Illustrator: Richard Cowdrey
Publisher: Simon and Schuster Books
Age Range: 3 -7
This is a beautiful book to hold and read, but unfortunately there are some major problems with it from a Catholic perspective. Most Christian reviewers have not liked it, and I can see why. I’ll include it here among my Christmas reviews anyway, and highlight its positive qualities, but I’ll also point out the problems too. The choice to buy or not buy this book is, of course, ultimately yours.
The book begins as a wonderful picture book – in large, luscious illustrations, Saint Joseph is telling everyone he meets (even the donkey) that a baby is coming. Meanwhile, Mary (not named as Mary) sits quietly with head bowed in quiet contemplation on the donkey – beautiful. Initially, Saint Joseph is referred to in the text as “the man” rather than Saint Joseph. His joy and excitement are perfectly captured in Richard Cowdrey’s drawings.
Indeed, Richard Cowdrey is a master at drawing animal characters. Wonderfully cheerful double page spreads depict all of the animals making joyful noises. Cherubic angels are portrayed singing “in satin voices”. There is a detailed and authentic representation of the stone buildings in the town of Bethlehem. I can’t imagine a child not loving the glorious illustrations in this picture book.
The wise men come to visit the baby. The Shepherds come. So far, so good, I thought as I continued turning the pages. But then something strange happens. The whole story seems to change direction.

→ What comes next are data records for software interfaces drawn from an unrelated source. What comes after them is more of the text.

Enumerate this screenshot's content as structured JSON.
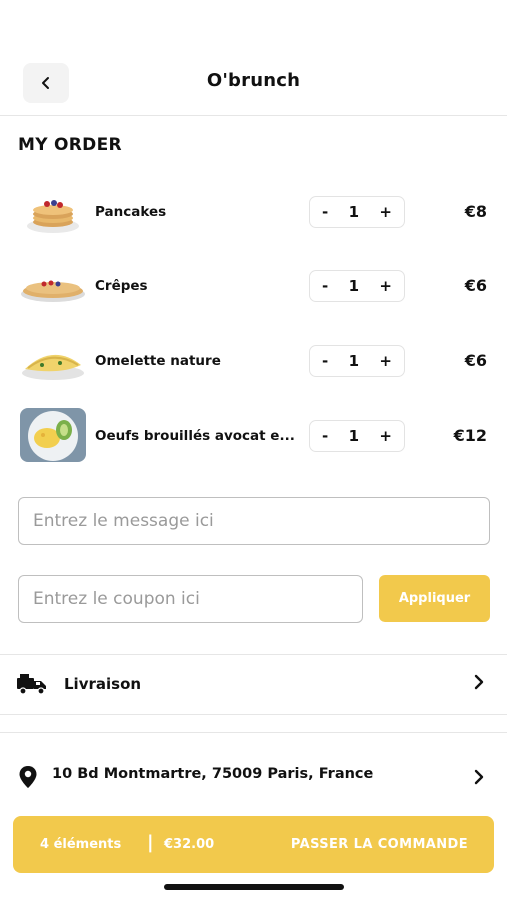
{
  "header": {
    "title": "O'brunch",
    "back_icon": "arrow-left-icon"
  },
  "order": {
    "section_title": "MY ORDER",
    "items": [
      {
        "name": "Pancakes",
        "qty": "1",
        "price": "€8",
        "minus": "-",
        "plus": "+"
      },
      {
        "name": "Crêpes",
        "qty": "1",
        "price": "€6",
        "minus": "-",
        "plus": "+"
      },
      {
        "name": "Omelette nature",
        "qty": "1",
        "price": "€6",
        "minus": "-",
        "plus": "+"
      },
      {
        "name": "Oeufs brouillés avocat e...",
        "qty": "1",
        "price": "€12",
        "minus": "-",
        "plus": "+"
      }
    ]
  },
  "message": {
    "placeholder": "Entrez le message ici"
  },
  "coupon": {
    "placeholder": "Entrez le coupon ici",
    "apply_label": "Appliquer"
  },
  "delivery": {
    "label": "Livraison",
    "icon": "delivery-truck-icon"
  },
  "address": {
    "label": "10 Bd Montmartre, 75009 Paris, France",
    "icon": "location-pin-icon"
  },
  "footer": {
    "count": "4 éléments",
    "separator": "|",
    "total": "€32.00",
    "cta": "PASSER LA COMMANDE"
  },
  "colors": {
    "accent": "#F2C94C",
    "text": "#111111",
    "placeholder": "#9A9A9A"
  }
}
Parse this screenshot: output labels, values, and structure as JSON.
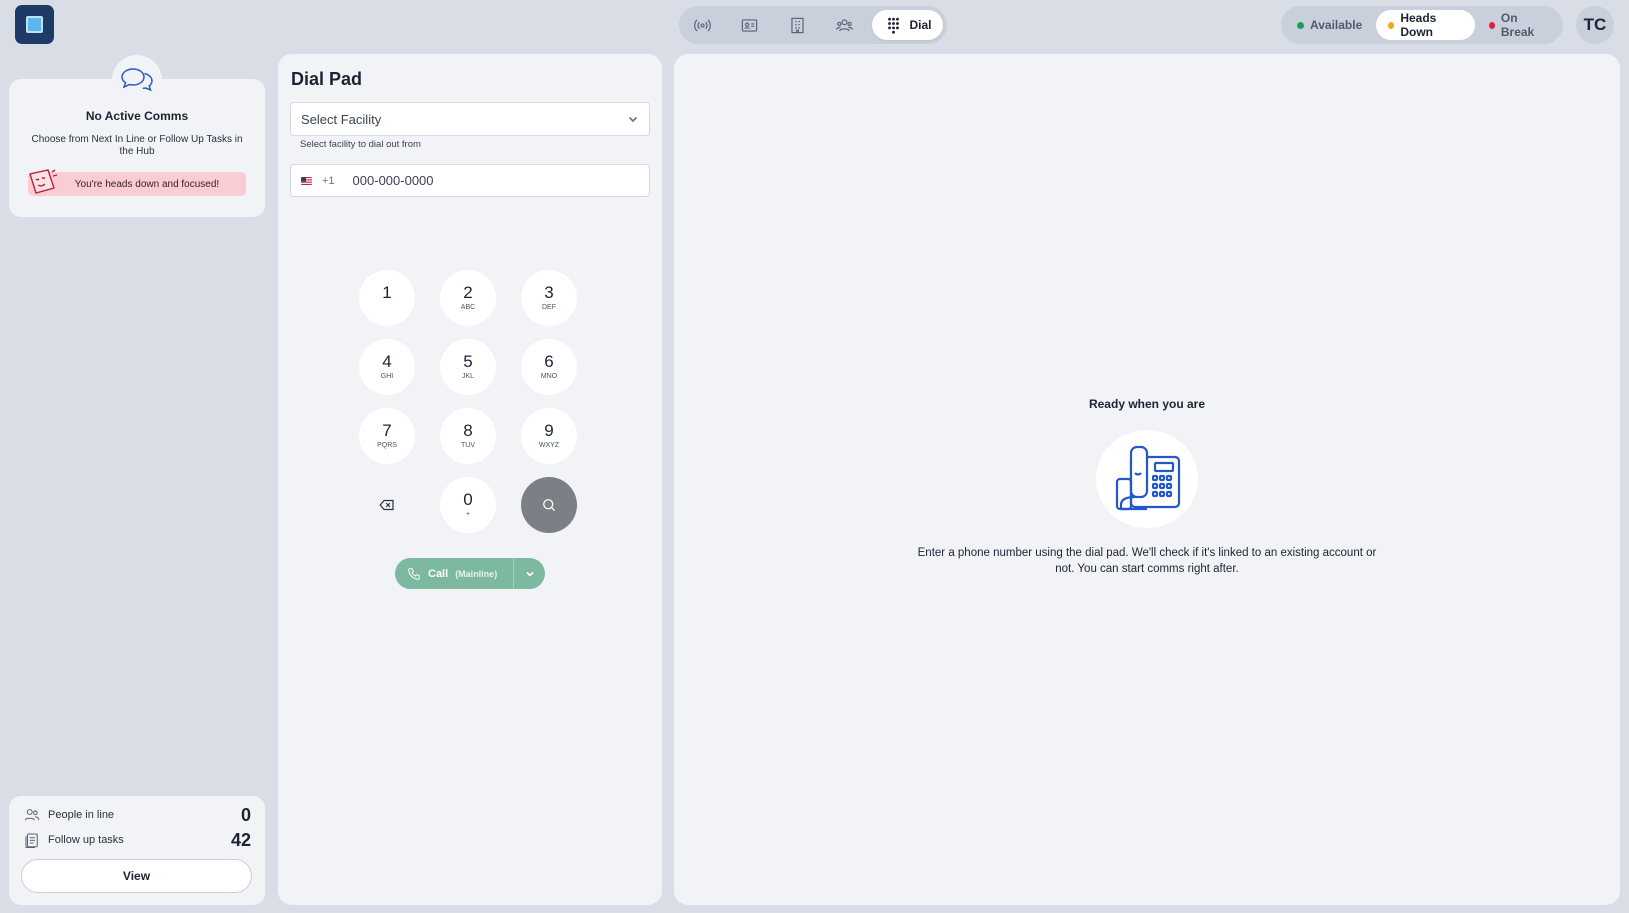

“God has given us a baby” the text reads.
No mention of the Saviour, a promised Messiah, no mention of the name of Jesus or the Son of God. Not even a newborn King. Cryptically, the author writes that the baby smiles with “God’s own smile”, which I felt was ambiguous. The remainder of the book focusses on how the birth of every baby is a joyful event, and extended family members gather around a crib like the animals crowded around to see Baby Jesus – only Baby Jesus is not named.
There are several problems with the book – firstly, how it abruptly changes direction towards the end; the reader is set up for one type of story and it becomes something else. Secondly, that Jesus is not named or identified as Jesus. “God has given us a baby” is ambiguous.
Thirdly, the birth of all babies is compared to the birth of Jesus – yes, they are joyful occasions. Do the Angels sing every time a baby is born? In this story, the birth of any baby is elevated to the birth of Jesus. This is indeed a secularized version of the Christmas story in which the joy of Christmas is attributed to the birth of all babies. There is no mention of Jesus, Christ the King, the Son of God or our Saviour.
On the other hand, you might argue that this is a pro-life story that exults the birth of every baby to a sacred level. All life is sacred. But the problem remains that this Christmas picture book started out as a retelling of the Christmas story and ended up with babies smiling with “God’s own smile”. This Christmas book does not specifically tell the story of the birth of Jesus, although it is implied through the (almost) telling of the Biblical account of Jesus’ birth. Very confusing. Not recommended.
What a shame that this picture book fell short – it is indeed a beautifully illustrated book. But I cannot recommend it as a Catholic story for children. It is a strange book that is probably geared towards mainstream, secular libraries and classrooms, co-opting the Christian story, sanitizing it of Christ and inserting a new meaning about the joy that every baby brings to the world.
There are better Catholic books you could be buying for your children or classroom; give this one a miss.